The only way to buy is to trust the palates of those who dictate market valuations. The American wine critic Robert Parker, for example, effectively sets the prices. He scores each wine he tastes out of 100, with any wine scoring 96 or above being deemed as ‘exceptional’ and therefore worthy of investment. Investment wine is stored in temperature controlled warehouses. There is no VAT or duty to be paid if the wine always stays ‘bonded’. Wine is seen as a ‘wasting asset’ by Revenue & Customs so escapes capital gains tax – normally charged at up to 28% on the profits earned on assets, including shares, when they’re sold.
Go for gold
Gold has a tangible, immediate, appeal and is often the first choice when someone is considering an alternative investment. For the UK investor, it’s VAT exempt and there is no capital gains tax on certain coins. There will be storage expenses though, unless you plan to bury it in your garden. In which case, do make a map. On a more serious note, it’s seen as a safe investment and one that people often turn to in times of unrest or volatility.
What was once a closed, rarefied world has now become open to all.

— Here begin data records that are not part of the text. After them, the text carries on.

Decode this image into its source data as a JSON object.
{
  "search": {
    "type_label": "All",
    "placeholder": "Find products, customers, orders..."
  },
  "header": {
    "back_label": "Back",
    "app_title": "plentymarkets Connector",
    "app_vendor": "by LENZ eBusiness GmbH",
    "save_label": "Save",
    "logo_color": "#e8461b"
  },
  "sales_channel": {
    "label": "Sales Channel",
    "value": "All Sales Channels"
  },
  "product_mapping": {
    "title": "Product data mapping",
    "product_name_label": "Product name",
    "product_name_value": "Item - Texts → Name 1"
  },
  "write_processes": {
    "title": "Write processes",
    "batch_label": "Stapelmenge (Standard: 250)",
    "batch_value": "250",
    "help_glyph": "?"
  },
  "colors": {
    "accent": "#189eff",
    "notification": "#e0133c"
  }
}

Click on the ‘shop’ section of London’s White Cube Gallery website, for example, and you can, at time of writing, pick up an original Anthony Gormley lithograph for £3,600. This instant access to one of the UK’s foremost artists is an example of just how accessible art buying has become. But will you make money? There are several art buying indices but these tend to track the top end of the market. There are also art bonds that take the onus off the investor and on to the experts who manage the bond. If you’re looking to buy pieces yourself then start small, say experts, and just buy what catches your eye. If you are looking for more certain returns – head for the bankable names such as Hirst, Emin or Banksy.

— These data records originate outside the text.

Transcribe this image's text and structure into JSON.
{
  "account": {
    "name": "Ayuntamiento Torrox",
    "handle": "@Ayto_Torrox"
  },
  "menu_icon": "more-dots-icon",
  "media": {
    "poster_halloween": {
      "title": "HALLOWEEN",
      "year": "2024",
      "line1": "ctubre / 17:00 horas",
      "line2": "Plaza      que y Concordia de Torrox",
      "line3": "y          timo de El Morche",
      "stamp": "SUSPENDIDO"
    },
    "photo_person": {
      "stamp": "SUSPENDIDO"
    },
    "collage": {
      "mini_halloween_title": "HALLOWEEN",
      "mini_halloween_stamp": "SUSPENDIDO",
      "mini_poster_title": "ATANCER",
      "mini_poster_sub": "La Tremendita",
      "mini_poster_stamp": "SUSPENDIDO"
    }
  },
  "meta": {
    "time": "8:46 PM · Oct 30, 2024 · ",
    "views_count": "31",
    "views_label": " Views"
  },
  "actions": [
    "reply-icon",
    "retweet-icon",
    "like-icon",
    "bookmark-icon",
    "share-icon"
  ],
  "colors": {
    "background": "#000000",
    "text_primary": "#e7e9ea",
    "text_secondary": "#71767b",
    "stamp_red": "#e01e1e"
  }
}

Like wine, this is the joyous side of alternative investing. Who among us could not be stirred by the sight of a classic Ferrari sitting in the garage, just begging to be driven? The big question, though, is will you make the right choice when it comes to make and model? Get it wrong and you could be left with a depreciating lemon. Get it right – vintage Ferraris, Porsches and Mercedes-Benz are doing well right now – and you could see your investment accelerate.
The latest price index compiled by Historic Automobile Group International (HAGI), shows that Mercedes-Benz has been the best- performing marque, increasing in value by just over 85% over the past three years. Ferrari is catching it up, with an increase of 65%, and Porsche runs a close third with a rise of almost 60%.
The factors that determine a car’s value are provenance, rarity and, quite simply, how cool it looks. Cars driven or owned by celebrities, particularly Steve McQueen, are always popular. A 1967 Ferrari 275 Spider, identical to the one he drove in The Thomas Crown Affair, went for $27.5m in 2013. But if you’re looking to buy something special now, with a view to future high returns, what are the motors of note? The Porsche 918 Spyder, released in 2014, could be a winner – only 918 of them were made. Low mileage, well maintained Aston Martin and Lamborghinis should also fare well. If you have deep enough pockets, then an original McLaren F1 is also a safe bet.